● **Information**:
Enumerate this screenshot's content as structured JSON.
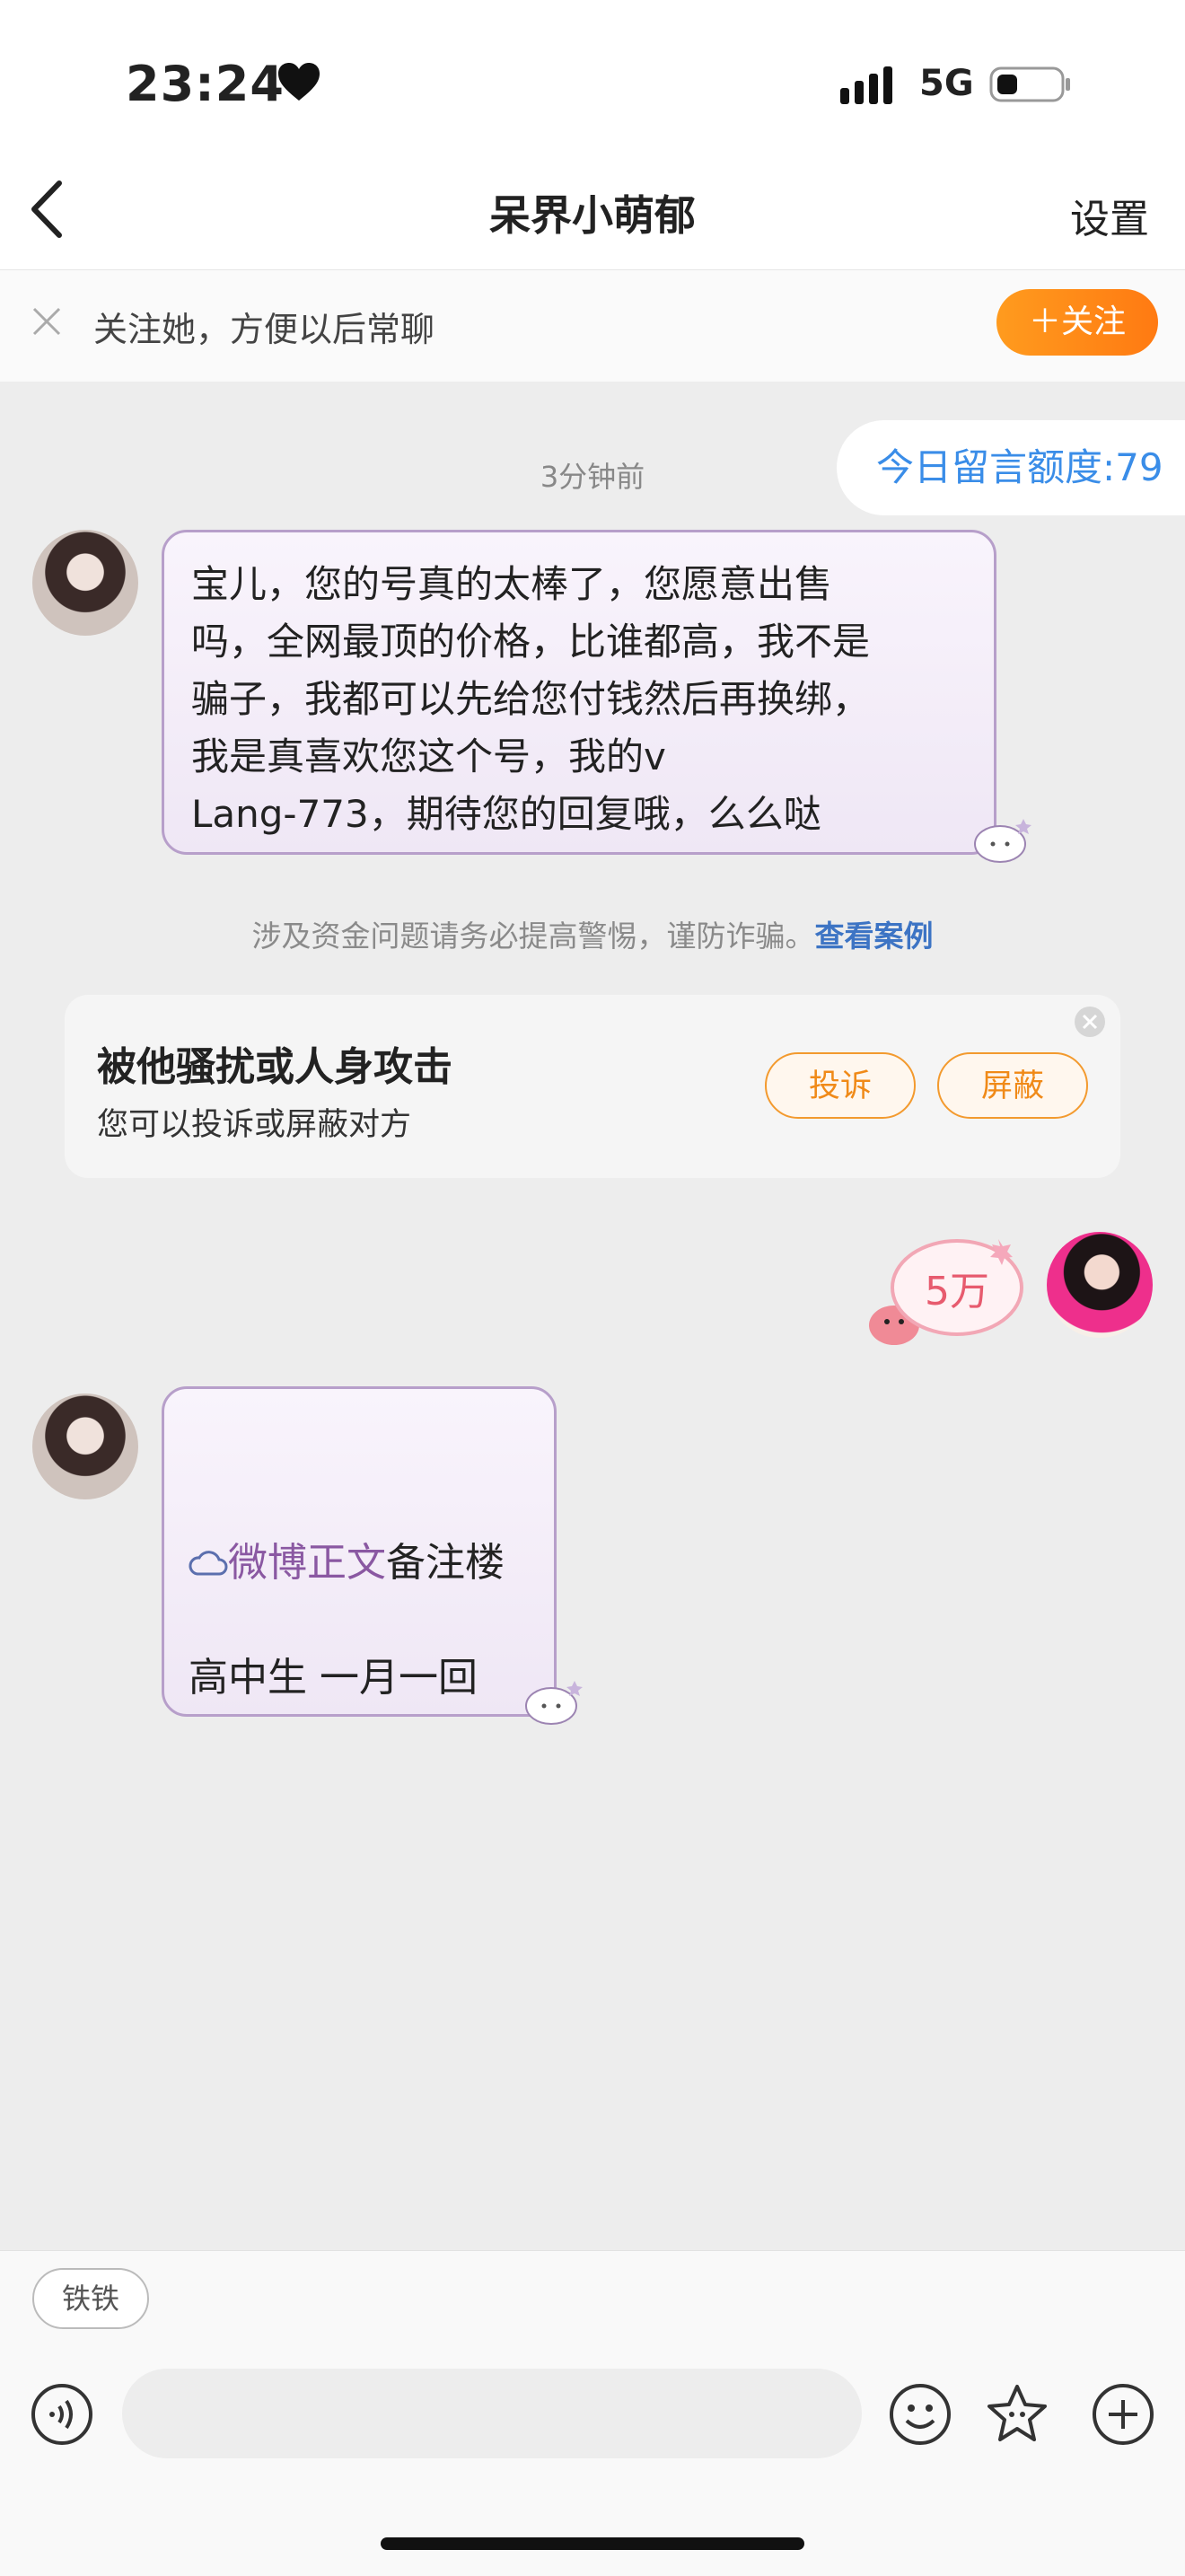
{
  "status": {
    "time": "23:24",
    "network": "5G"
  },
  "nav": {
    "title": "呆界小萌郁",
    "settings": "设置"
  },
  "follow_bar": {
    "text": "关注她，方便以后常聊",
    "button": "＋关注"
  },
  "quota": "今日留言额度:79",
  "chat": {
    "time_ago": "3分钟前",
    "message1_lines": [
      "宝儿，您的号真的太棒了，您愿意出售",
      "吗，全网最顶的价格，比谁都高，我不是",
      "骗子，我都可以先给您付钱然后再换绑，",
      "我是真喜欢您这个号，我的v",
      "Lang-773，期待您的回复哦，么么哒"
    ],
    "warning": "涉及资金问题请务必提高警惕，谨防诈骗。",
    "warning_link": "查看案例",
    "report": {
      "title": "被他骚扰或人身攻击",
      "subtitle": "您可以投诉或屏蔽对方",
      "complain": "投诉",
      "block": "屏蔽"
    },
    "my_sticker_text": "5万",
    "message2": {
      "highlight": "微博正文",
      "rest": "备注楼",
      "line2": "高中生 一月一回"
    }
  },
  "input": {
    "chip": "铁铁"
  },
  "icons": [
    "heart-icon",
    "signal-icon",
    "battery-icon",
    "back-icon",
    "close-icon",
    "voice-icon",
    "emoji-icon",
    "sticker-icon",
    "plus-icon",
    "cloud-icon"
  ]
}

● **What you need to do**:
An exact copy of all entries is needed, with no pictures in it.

● **Result for this exercise**:
Enumerate this screenshot's content as structured JSON.
{
  "status": {
    "time": "23:24",
    "network": "5G"
  },
  "nav": {
    "title": "呆界小萌郁",
    "settings": "设置"
  },
  "follow_bar": {
    "text": "关注她，方便以后常聊",
    "button": "＋关注"
  },
  "quota": "今日留言额度:79",
  "chat": {
    "time_ago": "3分钟前",
    "message1_lines": [
      "宝儿，您的号真的太棒了，您愿意出售",
      "吗，全网最顶的价格，比谁都高，我不是",
      "骗子，我都可以先给您付钱然后再换绑，",
      "我是真喜欢您这个号，我的v",
      "Lang-773，期待您的回复哦，么么哒"
    ],
    "warning": "涉及资金问题请务必提高警惕，谨防诈骗。",
    "warning_link": "查看案例",
    "report": {
      "title": "被他骚扰或人身攻击",
      "subtitle": "您可以投诉或屏蔽对方",
      "complain": "投诉",
      "block": "屏蔽"
    },
    "my_sticker_text": "5万",
    "message2": {
      "highlight": "微博正文",
      "rest": "备注楼",
      "line2": "高中生 一月一回"
    }
  },
  "input": {
    "chip": "铁铁"
  },
  "icons": [
    "heart-icon",
    "signal-icon",
    "battery-icon",
    "back-icon",
    "close-icon",
    "voice-icon",
    "emoji-icon",
    "sticker-icon",
    "plus-icon",
    "cloud-icon"
  ]
}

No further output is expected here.